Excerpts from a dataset
|---|

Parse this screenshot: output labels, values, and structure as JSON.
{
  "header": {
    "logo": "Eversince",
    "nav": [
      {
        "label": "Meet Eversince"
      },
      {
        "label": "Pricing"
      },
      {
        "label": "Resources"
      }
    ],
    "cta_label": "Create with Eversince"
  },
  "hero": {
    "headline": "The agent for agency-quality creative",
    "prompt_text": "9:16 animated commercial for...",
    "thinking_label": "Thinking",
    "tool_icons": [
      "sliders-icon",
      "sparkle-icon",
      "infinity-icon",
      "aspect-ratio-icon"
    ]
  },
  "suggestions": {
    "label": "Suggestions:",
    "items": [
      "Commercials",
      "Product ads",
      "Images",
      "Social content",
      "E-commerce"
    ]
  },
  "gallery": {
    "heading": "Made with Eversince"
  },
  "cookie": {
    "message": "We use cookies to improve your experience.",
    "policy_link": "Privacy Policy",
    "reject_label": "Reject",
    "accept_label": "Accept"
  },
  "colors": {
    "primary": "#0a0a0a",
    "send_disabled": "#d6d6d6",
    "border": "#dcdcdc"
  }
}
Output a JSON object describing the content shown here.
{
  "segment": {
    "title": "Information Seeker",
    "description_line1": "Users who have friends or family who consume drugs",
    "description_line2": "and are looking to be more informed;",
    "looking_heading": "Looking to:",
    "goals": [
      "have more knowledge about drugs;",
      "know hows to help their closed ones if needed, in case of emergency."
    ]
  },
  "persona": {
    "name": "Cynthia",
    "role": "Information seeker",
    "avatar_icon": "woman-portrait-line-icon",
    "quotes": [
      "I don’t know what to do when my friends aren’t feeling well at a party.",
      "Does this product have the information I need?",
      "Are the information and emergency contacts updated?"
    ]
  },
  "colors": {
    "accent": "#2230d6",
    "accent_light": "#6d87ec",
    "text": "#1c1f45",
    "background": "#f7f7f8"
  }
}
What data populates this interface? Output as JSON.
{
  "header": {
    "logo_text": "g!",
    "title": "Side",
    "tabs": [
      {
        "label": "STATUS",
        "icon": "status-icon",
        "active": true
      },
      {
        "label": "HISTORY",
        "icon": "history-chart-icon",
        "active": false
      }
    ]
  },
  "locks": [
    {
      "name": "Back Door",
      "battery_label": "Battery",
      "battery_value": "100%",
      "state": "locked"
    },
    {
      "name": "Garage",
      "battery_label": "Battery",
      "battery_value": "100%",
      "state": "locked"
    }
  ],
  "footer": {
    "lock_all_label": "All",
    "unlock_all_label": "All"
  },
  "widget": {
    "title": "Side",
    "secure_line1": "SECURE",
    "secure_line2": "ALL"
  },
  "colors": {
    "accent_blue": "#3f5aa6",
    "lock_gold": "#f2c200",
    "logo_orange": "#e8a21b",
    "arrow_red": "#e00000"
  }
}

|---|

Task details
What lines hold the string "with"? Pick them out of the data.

Finished task
    "cta_label": "Create with Eversince"
    "heading": "Made with Eversince"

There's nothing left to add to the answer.